▶ [Assigned task]:
Each line below containing the word "JSON" needs to be shown.

▶ [Entries provided]:
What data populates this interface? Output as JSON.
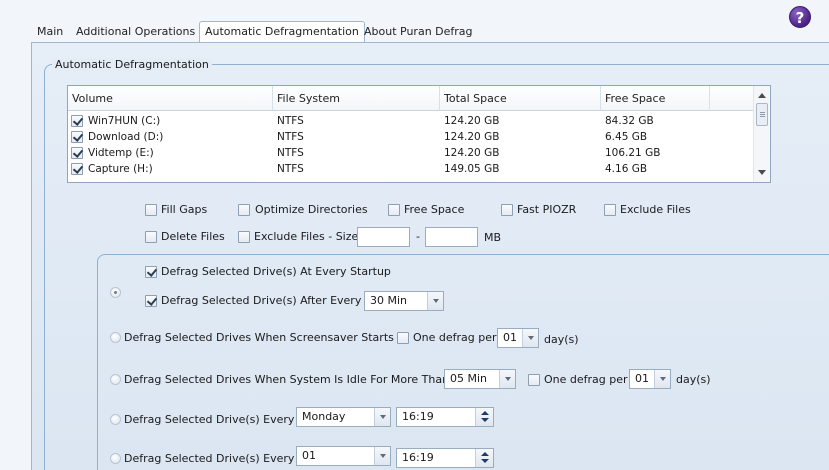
{
  "tabs": [
    {
      "label": "Main"
    },
    {
      "label": "Additional Operations"
    },
    {
      "label": "Automatic Defragmentation"
    },
    {
      "label": "About Puran Defrag"
    }
  ],
  "active_tab": "Automatic Defragmentation",
  "help_label": "?",
  "group_title": "Automatic Defragmentation",
  "drives": {
    "columns": [
      "Volume",
      "File System",
      "Total Space",
      "Free Space"
    ],
    "rows": [
      {
        "checked": true,
        "volume": "Win7HUN (C:)",
        "fs": "NTFS",
        "total": "124.20 GB",
        "free": "84.32 GB"
      },
      {
        "checked": true,
        "volume": "Download (D:)",
        "fs": "NTFS",
        "total": "124.20 GB",
        "free": "6.45 GB"
      },
      {
        "checked": true,
        "volume": "Vidtemp (E:)",
        "fs": "NTFS",
        "total": "124.20 GB",
        "free": "106.21 GB"
      },
      {
        "checked": true,
        "volume": "Capture (H:)",
        "fs": "NTFS",
        "total": "149.05 GB",
        "free": "4.16 GB"
      }
    ]
  },
  "options": {
    "fill_gaps": "Fill Gaps",
    "optimize_directories": "Optimize Directories",
    "free_space": "Free Space",
    "fast_piozr": "Fast PIOZR",
    "exclude_files": "Exclude Files",
    "delete_files": "Delete Files",
    "exclude_files_size": "Exclude Files - Size",
    "size_min": "",
    "size_max": "",
    "size_dash": "-",
    "size_unit": "MB"
  },
  "schedule": {
    "startup_label": "Defrag Selected Drive(s) At Every Startup",
    "startup_checked": true,
    "after_every_label": "Defrag Selected Drive(s) After Every",
    "after_every_checked": true,
    "after_every_value": "30 Min",
    "screensaver_label": "Defrag Selected Drives When Screensaver Starts",
    "one_defrag_per": "One defrag per",
    "screensaver_days": "01",
    "days_unit": "day(s)",
    "idle_label": "Defrag Selected Drives When System Is Idle For More Than",
    "idle_value": "05 Min",
    "idle_days": "01",
    "weekly_label": "Defrag Selected Drive(s) Every",
    "weekly_day": "Monday",
    "weekly_time": "16:19",
    "monthly_label": "Defrag Selected Drive(s) Every",
    "monthly_day": "01",
    "monthly_time": "16:19"
  }
}
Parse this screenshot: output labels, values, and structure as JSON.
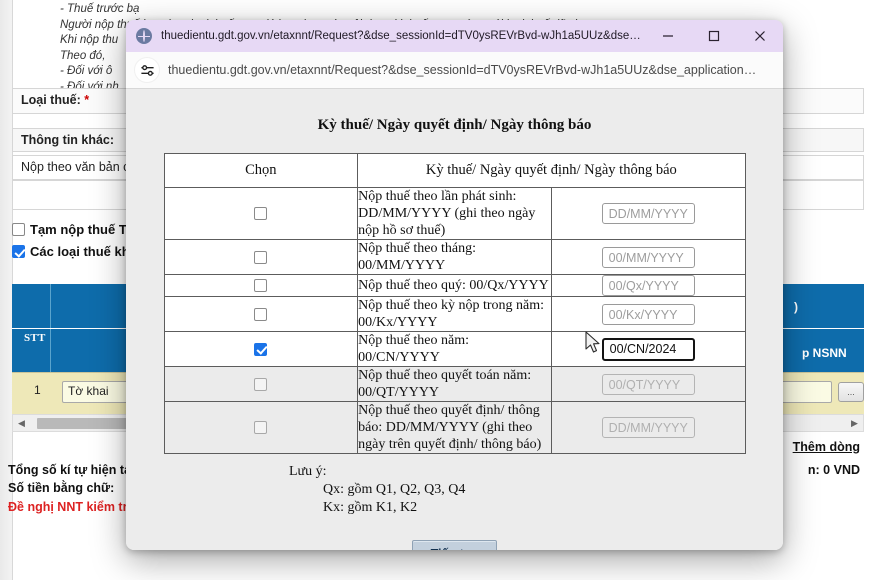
{
  "background": {
    "note_lines": [
      "- Thuế trước bạ",
      "Người nộp thuế lựa chọn loại thuế, sau đó lựa chọn các nội dung kinh tế tương ứng với loại thuế đã chọn.",
      "Khi nộp thu",
      "Theo đó,",
      "- Đối với ô ",
      "- Đối với nh"
    ],
    "loai_thue_label": "Loại thuế",
    "loai_thue_required": "*",
    "thong_tin_khac_label": "Thông tin khác:",
    "nop_theo_van_ban": "Nộp theo văn bản c",
    "checkbox_tam_nop": "Tạm nộp thuế TN",
    "checkbox_cac_loai": "Các loại thuế khá",
    "grid_header_stt": "STT",
    "grid_header_right_1": ")",
    "grid_header_right_2": "p NSNN",
    "grid_row_num": "1",
    "grid_row_cell": "Tờ khai",
    "ellipsis_button": "...",
    "scroll_left_arrow": "◀",
    "scroll_right_arrow": "▶",
    "them_dong_link": "Thêm dòng",
    "tong_so_ki_tu": "Tổng số kí tự hiện tại",
    "so_tien_bang_chu": "Số tiền bằng chữ:",
    "de_nghi_nnt": "Đề nghị NNT kiểm tra",
    "tien_vnd": "n: 0 VND"
  },
  "window": {
    "title": "thuedientu.gdt.gov.vn/etaxnnt/Request?&dse_sessionId=dTV0ysREVrBvd-wJh1a5UUz&dse_applicati…",
    "address": "thuedientu.gdt.gov.vn/etaxnnt/Request?&dse_sessionId=dTV0ysREVrBvd-wJh1a5UUz&dse_application…",
    "minimize_label": "Minimize",
    "maximize_label": "Maximize",
    "close_label": "Close",
    "titlebar_color": "#e7d9f5"
  },
  "modal": {
    "title": "Kỳ thuế/ Ngày quyết định/ Ngày thông báo",
    "table": {
      "headers": [
        "Chọn",
        "Kỳ thuế/ Ngày quyết định/ Ngày thông báo",
        ""
      ],
      "rows": [
        {
          "checked": false,
          "disabled": false,
          "description": "Nộp thuế theo lần phát sinh: DD/MM/YYYY (ghi theo ngày nộp hồ sơ thuế)",
          "input_value": "DD/MM/YYYY",
          "input_is_placeholder": true
        },
        {
          "checked": false,
          "disabled": false,
          "description": "Nộp thuế theo tháng: 00/MM/YYYY",
          "input_value": "00/MM/YYYY",
          "input_is_placeholder": true
        },
        {
          "checked": false,
          "disabled": false,
          "description": "Nộp thuế theo quý: 00/Qx/YYYY",
          "input_value": "00/Qx/YYYY",
          "input_is_placeholder": true
        },
        {
          "checked": false,
          "disabled": false,
          "description": "Nộp thuế theo kỳ nộp trong năm: 00/Kx/YYYY",
          "input_value": "00/Kx/YYYY",
          "input_is_placeholder": true
        },
        {
          "checked": true,
          "disabled": false,
          "description": "Nộp thuế theo năm: 00/CN/YYYY",
          "input_value": "00/CN/2024",
          "input_is_placeholder": false
        },
        {
          "checked": false,
          "disabled": true,
          "description": "Nộp thuế theo quyết toán năm: 00/QT/YYYY",
          "input_value": "00/QT/YYYY",
          "input_is_placeholder": true
        },
        {
          "checked": false,
          "disabled": true,
          "description": "Nộp thuế theo quyết định/ thông báo: DD/MM/YYYY (ghi theo ngày trên quyết định/ thông báo)",
          "input_value": "DD/MM/YYYY",
          "input_is_placeholder": true
        }
      ]
    },
    "notes_title": "Lưu ý:",
    "notes_line_1": "Qx: gồm Q1, Q2, Q3, Q4",
    "notes_line_2": "Kx: gồm K1, K2",
    "continue_button": "Tiếp tục"
  }
}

▶ [Written reply]:
What data populates this interface? Output as JSON.
Parse this screenshot: output labels, values, and structure as JSON.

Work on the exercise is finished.